-------- Working data --------
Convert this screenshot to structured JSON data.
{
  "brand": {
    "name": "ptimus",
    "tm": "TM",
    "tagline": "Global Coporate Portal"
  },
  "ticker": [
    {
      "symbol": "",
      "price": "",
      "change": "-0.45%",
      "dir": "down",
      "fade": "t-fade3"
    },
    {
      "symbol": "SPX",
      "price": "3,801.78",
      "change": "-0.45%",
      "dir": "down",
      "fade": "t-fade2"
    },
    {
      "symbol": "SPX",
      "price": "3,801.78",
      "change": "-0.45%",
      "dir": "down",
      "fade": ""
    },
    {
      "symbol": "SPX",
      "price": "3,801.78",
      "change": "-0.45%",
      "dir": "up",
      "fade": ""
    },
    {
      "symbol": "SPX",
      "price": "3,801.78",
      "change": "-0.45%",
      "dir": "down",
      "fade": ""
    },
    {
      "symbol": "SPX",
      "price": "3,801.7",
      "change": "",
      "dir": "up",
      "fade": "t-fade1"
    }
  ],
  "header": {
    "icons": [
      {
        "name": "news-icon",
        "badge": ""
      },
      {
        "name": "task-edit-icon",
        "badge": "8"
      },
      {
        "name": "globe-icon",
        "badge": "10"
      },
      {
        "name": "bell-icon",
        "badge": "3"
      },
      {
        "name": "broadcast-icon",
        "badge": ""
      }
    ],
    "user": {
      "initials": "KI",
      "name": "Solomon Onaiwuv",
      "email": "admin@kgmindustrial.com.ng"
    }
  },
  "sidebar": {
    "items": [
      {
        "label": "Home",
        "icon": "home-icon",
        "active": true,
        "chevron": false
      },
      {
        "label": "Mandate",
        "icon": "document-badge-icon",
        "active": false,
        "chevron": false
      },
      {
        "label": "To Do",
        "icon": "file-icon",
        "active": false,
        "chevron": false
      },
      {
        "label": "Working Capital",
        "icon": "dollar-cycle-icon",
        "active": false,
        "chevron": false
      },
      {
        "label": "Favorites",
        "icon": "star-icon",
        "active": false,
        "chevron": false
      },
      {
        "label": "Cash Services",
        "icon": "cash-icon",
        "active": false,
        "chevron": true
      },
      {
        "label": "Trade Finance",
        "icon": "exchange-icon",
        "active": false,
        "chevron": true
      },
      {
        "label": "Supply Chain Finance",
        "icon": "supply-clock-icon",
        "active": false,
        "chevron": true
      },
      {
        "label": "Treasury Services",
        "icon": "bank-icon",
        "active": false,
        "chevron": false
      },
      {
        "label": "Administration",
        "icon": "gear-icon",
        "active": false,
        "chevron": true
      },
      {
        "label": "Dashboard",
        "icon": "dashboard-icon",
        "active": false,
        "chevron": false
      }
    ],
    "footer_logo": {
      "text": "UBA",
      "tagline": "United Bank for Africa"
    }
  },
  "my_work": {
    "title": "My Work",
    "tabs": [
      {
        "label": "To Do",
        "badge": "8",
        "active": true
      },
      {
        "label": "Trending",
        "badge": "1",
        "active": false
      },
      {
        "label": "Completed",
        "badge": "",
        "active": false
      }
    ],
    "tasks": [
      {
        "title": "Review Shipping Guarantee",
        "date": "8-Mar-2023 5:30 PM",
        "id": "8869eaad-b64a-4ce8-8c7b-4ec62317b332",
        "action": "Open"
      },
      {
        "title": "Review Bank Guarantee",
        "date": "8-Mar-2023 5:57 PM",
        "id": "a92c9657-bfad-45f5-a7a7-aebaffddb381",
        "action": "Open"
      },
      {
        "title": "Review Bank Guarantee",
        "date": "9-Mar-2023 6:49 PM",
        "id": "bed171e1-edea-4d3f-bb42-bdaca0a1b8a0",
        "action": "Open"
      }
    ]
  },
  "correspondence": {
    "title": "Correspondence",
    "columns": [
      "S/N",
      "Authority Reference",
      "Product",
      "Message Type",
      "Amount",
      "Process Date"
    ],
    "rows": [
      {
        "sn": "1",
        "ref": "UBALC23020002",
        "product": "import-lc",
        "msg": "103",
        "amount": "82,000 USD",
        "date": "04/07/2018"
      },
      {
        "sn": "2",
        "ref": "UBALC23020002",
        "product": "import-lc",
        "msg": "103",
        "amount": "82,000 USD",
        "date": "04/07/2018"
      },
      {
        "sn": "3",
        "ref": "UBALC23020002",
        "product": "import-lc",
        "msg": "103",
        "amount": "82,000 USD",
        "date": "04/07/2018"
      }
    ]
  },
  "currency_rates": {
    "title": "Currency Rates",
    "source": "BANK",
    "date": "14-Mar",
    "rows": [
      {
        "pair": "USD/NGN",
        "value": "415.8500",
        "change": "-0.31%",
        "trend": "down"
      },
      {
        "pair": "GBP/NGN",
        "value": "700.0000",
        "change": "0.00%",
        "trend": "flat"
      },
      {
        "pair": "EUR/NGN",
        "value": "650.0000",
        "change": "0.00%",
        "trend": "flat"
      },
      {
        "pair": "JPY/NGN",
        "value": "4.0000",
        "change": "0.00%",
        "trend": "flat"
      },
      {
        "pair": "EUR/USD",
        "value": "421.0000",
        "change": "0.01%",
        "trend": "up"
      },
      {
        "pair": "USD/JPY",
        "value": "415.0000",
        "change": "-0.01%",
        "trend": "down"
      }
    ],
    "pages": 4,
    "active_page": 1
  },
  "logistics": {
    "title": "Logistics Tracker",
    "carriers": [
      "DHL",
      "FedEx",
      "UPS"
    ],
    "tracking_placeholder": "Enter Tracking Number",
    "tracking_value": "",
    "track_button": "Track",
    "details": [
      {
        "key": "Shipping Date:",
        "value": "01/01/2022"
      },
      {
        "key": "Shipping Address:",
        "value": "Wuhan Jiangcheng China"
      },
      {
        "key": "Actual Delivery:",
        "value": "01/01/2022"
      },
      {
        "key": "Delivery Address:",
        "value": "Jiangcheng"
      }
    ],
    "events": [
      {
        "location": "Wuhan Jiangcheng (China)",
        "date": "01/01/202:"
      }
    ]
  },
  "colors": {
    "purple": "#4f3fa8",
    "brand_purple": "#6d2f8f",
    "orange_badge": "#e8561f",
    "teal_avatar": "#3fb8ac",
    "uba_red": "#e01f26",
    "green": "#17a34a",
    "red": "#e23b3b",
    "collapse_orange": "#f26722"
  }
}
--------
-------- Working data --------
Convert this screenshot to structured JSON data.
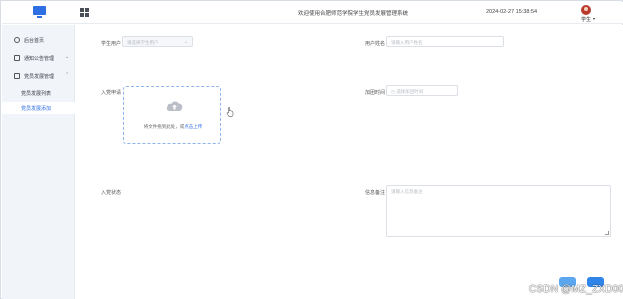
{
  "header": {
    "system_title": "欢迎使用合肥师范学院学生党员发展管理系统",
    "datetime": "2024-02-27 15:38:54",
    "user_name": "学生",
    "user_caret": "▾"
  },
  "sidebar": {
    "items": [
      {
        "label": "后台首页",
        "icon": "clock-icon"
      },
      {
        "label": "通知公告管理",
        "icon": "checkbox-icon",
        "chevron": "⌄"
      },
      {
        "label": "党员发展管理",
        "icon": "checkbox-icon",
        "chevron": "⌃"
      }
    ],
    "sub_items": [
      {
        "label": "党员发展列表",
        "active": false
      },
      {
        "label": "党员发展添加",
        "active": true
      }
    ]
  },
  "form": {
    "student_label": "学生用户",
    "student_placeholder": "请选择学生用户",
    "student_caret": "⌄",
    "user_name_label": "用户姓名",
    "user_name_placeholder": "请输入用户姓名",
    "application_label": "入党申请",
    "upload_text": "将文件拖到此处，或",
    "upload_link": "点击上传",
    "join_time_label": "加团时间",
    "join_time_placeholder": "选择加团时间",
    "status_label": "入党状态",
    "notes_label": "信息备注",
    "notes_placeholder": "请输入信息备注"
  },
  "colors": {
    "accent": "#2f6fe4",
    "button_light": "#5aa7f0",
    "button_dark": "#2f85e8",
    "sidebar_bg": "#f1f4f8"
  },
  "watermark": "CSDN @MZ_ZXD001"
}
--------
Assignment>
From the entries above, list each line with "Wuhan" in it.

Solution to the problem>
        "value": "Wuhan Jiangcheng China"
        "location": "Wuhan Jiangcheng (China)",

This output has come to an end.